→ What you will do:
Do any lines in the data below contain "subtitle"? If so, copy every one of them.

[Dataset rows describing interfaces]
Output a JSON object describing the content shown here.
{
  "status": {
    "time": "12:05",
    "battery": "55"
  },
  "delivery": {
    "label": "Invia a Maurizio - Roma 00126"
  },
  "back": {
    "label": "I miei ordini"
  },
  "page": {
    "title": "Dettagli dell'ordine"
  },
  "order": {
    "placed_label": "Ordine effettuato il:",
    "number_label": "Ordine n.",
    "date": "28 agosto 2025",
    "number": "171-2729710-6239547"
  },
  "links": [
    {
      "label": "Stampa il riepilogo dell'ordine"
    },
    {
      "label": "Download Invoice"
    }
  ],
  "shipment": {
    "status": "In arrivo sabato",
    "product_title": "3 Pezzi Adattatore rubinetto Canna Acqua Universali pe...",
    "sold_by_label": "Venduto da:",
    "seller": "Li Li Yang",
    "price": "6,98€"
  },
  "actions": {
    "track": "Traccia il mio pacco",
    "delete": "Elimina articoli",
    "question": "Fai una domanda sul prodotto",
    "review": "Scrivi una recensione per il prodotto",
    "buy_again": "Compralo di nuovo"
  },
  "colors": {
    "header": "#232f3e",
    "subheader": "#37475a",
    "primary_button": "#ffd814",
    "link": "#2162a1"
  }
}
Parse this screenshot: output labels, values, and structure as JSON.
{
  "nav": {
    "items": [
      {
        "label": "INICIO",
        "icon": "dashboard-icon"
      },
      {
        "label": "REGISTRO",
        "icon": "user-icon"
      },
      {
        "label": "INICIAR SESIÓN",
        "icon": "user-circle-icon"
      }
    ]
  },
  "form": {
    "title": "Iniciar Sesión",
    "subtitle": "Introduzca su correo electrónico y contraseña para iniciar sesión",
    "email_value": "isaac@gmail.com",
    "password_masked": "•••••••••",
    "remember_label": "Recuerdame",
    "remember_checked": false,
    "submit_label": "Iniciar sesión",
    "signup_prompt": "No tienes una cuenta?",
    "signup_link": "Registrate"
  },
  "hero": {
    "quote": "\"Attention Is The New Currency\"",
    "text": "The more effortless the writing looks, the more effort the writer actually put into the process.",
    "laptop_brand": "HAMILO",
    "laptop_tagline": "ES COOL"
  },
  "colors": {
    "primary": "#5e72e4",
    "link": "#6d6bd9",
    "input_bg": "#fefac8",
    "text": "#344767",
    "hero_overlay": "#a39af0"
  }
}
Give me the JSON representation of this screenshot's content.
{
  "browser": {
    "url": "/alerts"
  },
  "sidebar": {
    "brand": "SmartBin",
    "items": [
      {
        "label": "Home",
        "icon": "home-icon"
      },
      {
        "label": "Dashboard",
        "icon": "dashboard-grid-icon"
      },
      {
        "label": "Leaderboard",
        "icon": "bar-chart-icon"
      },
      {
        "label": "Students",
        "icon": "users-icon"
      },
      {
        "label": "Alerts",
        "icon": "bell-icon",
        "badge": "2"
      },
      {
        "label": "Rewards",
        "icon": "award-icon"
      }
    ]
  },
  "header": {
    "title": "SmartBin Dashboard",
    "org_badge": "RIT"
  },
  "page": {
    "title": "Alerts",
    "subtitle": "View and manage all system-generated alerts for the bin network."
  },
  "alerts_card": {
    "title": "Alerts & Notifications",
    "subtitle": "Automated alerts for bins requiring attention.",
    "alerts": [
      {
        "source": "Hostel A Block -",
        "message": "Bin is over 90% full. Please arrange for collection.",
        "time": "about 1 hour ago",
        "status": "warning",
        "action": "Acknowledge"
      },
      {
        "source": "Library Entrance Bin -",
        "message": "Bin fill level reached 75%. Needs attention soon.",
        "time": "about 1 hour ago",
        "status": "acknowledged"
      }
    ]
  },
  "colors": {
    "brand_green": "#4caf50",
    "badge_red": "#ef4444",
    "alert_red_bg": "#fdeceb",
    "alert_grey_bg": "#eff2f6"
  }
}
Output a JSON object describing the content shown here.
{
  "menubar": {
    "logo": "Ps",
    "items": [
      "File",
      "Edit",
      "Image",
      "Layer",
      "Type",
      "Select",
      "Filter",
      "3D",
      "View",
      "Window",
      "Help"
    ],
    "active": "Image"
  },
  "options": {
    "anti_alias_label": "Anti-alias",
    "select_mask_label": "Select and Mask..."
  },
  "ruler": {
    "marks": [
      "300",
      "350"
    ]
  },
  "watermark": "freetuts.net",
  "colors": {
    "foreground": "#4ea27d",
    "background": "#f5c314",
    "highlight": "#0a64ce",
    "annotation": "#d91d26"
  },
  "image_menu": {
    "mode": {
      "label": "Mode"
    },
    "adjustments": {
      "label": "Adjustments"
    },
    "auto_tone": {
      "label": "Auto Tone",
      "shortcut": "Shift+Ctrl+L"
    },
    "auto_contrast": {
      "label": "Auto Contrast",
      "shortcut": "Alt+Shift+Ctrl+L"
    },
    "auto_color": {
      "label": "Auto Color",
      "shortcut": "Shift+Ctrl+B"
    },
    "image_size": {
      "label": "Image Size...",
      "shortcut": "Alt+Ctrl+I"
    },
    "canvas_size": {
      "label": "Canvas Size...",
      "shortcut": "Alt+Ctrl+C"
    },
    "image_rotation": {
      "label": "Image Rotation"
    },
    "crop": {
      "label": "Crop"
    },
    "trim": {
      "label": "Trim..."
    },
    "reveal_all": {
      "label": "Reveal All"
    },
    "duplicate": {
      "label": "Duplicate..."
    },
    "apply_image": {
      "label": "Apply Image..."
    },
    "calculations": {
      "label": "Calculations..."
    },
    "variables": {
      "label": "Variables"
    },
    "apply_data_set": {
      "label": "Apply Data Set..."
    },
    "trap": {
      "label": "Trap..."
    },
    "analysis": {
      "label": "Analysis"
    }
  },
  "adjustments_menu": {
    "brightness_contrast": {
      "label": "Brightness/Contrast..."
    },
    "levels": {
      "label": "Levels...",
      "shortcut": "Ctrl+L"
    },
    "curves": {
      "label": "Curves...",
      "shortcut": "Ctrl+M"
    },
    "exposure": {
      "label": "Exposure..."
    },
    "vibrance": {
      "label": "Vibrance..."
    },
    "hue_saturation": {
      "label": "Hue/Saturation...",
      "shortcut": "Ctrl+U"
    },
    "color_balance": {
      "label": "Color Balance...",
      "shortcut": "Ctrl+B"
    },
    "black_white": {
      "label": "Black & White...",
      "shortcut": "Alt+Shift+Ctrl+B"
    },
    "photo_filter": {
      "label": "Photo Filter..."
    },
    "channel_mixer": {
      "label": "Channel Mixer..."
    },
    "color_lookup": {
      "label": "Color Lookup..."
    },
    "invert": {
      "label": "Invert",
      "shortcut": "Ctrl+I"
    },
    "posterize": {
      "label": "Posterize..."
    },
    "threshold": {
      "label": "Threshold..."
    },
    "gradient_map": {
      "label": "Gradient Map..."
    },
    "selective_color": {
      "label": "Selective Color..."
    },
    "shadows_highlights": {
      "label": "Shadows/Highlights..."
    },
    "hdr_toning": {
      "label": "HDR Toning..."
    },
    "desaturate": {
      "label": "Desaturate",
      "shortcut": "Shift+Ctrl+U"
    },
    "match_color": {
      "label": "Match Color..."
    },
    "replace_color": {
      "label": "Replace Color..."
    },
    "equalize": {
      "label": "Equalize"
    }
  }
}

→ Your solution:
    "subtitle": "Introduzca su correo electrónico y contraseña para iniciar sesión",
    "subtitle": "View and manage all system-generated alerts for the bin network."
    "subtitle": "Automated alerts for bins requiring attention.",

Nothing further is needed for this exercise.